■ Exercise details ■
What lines in the listing below hold the string "code"? Please copy them out.

_ _ _ _ _

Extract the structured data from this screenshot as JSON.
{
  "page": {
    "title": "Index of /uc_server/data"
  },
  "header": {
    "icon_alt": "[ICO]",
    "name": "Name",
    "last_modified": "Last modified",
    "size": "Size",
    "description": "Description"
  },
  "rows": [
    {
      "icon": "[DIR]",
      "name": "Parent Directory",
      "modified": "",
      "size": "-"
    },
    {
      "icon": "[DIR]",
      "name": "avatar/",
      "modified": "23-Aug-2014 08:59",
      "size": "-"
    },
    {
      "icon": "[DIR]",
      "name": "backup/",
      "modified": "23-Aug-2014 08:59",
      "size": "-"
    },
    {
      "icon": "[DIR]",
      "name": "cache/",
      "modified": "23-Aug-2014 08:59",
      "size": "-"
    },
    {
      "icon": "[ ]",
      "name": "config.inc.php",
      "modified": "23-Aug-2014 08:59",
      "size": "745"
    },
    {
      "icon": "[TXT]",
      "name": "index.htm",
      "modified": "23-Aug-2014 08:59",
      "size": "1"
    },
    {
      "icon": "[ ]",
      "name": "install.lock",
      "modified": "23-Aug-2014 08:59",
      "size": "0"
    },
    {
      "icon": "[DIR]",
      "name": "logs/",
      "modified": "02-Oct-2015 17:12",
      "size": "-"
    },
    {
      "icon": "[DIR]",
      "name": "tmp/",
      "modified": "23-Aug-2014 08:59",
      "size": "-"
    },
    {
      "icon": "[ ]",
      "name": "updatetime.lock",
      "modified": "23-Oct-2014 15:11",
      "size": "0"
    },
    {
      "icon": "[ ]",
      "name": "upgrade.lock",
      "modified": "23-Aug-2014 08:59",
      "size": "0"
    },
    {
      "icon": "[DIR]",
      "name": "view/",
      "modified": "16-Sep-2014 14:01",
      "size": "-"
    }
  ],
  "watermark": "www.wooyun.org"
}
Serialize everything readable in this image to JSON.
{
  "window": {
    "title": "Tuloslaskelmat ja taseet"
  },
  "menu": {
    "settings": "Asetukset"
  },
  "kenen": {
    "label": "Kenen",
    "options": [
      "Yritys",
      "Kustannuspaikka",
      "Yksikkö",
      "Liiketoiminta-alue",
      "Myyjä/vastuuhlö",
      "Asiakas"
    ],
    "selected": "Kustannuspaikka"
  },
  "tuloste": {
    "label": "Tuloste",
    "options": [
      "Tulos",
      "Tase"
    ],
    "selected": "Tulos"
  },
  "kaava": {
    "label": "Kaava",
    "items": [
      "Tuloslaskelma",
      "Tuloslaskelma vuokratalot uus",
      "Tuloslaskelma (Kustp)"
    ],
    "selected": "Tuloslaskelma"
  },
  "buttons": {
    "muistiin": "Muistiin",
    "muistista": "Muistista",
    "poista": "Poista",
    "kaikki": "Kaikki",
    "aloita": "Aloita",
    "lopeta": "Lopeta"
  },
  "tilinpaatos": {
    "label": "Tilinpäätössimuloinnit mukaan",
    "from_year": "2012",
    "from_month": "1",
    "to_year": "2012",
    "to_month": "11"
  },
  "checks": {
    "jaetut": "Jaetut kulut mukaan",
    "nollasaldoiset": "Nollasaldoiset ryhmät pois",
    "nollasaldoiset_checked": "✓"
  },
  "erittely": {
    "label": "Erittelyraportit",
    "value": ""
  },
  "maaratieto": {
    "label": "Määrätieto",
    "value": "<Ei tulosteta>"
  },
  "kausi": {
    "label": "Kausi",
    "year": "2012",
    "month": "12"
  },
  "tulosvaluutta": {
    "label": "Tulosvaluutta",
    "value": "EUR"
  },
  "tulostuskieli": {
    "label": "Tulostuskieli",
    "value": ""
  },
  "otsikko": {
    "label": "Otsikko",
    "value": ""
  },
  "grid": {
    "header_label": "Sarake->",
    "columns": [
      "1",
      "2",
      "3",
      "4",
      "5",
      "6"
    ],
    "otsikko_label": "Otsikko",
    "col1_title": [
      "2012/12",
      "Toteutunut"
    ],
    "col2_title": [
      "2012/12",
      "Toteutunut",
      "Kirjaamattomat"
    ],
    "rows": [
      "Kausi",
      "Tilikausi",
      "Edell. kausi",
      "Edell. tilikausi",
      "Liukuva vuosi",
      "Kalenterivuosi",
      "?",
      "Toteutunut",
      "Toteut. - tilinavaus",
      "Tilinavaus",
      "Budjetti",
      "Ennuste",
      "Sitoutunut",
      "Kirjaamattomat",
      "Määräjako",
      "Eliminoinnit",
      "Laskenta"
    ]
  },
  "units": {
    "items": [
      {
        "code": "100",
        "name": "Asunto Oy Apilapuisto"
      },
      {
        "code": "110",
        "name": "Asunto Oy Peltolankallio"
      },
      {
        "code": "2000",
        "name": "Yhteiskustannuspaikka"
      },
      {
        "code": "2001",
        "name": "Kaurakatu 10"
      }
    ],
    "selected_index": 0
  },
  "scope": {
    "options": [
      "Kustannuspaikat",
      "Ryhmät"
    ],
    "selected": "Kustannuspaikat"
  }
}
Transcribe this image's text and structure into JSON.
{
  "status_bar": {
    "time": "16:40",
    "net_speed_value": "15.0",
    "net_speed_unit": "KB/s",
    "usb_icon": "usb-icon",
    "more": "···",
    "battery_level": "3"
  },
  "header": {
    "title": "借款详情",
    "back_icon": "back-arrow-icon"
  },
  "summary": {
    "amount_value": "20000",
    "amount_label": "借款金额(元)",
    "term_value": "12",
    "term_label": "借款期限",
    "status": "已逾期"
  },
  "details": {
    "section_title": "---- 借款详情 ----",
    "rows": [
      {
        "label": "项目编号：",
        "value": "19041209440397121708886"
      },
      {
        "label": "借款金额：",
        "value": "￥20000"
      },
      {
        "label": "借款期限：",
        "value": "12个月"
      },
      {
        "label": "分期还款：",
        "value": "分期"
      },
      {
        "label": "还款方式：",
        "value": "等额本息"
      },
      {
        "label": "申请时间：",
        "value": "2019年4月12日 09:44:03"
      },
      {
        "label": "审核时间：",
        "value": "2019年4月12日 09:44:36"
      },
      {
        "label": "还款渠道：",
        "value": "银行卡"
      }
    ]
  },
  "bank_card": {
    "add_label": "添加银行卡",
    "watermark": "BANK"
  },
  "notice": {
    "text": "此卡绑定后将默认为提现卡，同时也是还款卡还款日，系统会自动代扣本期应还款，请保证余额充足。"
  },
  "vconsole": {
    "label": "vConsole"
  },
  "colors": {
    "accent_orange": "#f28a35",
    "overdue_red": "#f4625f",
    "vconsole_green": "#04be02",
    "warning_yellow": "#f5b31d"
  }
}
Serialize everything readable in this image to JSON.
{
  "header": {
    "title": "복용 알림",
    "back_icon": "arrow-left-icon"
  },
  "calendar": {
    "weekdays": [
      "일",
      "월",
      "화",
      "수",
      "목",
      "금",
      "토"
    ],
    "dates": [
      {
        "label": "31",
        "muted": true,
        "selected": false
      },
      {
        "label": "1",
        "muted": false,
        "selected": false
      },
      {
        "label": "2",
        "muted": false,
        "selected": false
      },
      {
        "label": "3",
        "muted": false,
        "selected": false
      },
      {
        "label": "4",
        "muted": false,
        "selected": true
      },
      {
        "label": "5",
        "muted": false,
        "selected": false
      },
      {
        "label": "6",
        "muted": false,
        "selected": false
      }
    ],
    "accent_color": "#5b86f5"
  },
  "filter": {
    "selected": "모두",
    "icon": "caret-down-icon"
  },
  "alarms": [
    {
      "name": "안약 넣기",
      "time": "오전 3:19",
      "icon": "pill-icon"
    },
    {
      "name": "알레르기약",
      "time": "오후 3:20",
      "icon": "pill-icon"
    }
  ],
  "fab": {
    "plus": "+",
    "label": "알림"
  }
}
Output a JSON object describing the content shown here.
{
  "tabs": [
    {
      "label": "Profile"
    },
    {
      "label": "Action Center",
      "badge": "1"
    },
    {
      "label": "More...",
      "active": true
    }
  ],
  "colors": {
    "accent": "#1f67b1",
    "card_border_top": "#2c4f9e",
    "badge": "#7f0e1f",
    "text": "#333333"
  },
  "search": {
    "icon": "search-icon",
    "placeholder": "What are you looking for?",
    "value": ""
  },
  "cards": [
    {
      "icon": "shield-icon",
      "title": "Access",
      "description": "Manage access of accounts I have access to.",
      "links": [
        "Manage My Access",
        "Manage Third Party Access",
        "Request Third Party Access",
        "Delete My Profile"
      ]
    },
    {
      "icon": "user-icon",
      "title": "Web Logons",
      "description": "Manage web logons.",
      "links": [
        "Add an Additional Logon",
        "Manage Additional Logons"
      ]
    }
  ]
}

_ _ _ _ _

■ Task solution ■
        "code": "100",
        "code": "110",
        "code": "2000",
        "code": "2001",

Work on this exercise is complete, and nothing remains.